Internet Safety Where to use these Common Sense Rules: IM- Instant Messaging Know who you are talking to. Remember anything you write can be copied. There is no way to “take back” what you say. Never put people you “meet” on the internet on your IM group.
Internet Safety Where to use these Common Sense Rules: Online Games Many games allow chat while you play. Many sites allow gambling to take place using credit cards, money orders, and pay pal accounts. Many game sites are like a chatroom where you can play games also.
Internet Safety Where to use these Common Sense Rules: Webpages Know who authored or sponsored the site.
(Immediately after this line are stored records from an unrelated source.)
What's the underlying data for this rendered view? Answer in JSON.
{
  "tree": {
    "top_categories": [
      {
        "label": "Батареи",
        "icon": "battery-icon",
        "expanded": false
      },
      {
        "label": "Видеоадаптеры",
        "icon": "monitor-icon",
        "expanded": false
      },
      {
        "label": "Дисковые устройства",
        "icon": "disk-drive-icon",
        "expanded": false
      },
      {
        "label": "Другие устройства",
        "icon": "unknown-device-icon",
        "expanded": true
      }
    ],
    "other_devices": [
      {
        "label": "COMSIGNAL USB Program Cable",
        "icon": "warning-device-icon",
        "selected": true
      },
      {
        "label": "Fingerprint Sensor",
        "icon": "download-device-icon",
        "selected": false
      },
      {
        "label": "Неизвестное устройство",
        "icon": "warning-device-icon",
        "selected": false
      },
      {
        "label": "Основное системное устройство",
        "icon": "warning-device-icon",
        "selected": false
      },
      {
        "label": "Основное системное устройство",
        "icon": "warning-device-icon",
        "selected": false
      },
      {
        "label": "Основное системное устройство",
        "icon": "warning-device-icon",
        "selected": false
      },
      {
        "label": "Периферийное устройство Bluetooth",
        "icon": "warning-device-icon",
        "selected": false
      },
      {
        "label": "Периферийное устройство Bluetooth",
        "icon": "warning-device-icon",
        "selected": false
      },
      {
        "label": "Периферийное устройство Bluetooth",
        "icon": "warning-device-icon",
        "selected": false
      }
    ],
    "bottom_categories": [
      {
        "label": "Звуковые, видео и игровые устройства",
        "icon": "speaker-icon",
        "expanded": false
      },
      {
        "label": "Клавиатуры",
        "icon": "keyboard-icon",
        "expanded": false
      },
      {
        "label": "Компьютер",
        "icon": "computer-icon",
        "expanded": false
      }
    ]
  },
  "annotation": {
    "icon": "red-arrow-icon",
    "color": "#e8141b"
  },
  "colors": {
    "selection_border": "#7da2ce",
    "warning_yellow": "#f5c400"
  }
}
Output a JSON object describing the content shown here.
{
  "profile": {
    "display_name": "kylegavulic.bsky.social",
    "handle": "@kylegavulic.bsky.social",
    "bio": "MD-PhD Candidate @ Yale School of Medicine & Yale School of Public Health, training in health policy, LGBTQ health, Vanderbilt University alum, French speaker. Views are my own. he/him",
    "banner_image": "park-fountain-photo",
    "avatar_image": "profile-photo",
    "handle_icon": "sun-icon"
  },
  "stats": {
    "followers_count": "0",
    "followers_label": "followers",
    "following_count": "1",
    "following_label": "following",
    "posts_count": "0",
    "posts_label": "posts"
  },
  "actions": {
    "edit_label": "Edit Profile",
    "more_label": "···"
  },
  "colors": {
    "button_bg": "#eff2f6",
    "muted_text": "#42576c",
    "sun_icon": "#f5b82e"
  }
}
Remember you don’t have to be a business to make a webpage. Many criminals copy legitimate sites and pose them as the original. If you do give personal information look for “https:” in the web address to know if they are a secure site.
Internet Safety Where to use these Common Sense Rules: Blogs Don’t post personal information, pictures, or other identifiable information. Remember, anything you post can be copied and is hard to take back. If someone is being rude or mean you need to block them or talk to the site administrator.
MySpace Safety Tips Don't forget that your profile and MySpace forums are public spaces. Don't post anything you wouldn't want the world to know (e.g., your phone number, address, IM screens name, or specific whereabouts). Avoid posting anything that would make it easy for a stranger to find you, such as where you hang out every day after school. People aren't always who they say they are. Be careful about adding strangers to your friends list. It's fun to connect with new MySpace friends from all over the world, but avoid meeting people in person whom you do not fully know. If you must meet someone, do it in a public place and bring a friend or trusted adult. Harassment, hate speech and inappropriate content should be reported. If you feel someone's behavior is inappropriate, react. Talk with a trusted adult, or report it to MySpace or the authorities. Don't post anything that would embarrass you later. Think twice before posting a photo or info you wouldn't want your parents or boss to see! Don't mislead people into thinking that you're older or younger. If you lie about your age, MySpace will delete your profile.
Searched whitepages.com Using what I know about Odessa and the zip codes in the Permian High School area, I found Ashley’s phone number, address, mother’s and father’s name. Using this information, I accessed the Ector County Appraisal District website to determine the details about her house such as value, square footage, how many bedrooms, map to her house, etc.
Exploring Your Teen’s Online Habits Don’t have an internet-connected computer in their room. Ask them to show you their IM, Blog, chatrooms, game sites, and other online hangouts. Get them to help you find information online, plan a trip, or tutor you in other ways. Google your child’s name monthly.
Exploring Your Teen’s Online Habits Start with communication first. If you suspect trouble with your teen’s online use or habits and they are unwilling to work with you, here are some methods of last resort.
For Internet Explorer To view the history: There is a history button on the top, or you can click on "View" then "Explorer Bar" then "History". Or you can just the control key and h key together. To adjust the number of days kept in the history: Click on "View" then "Internet Options" then use the up or down arrow in the history section to adjust the number of days. To clear history: Click on "View" then "Internet Options" then click on "Clear History" button in the history section. Exploring Your Teen’s Online Habits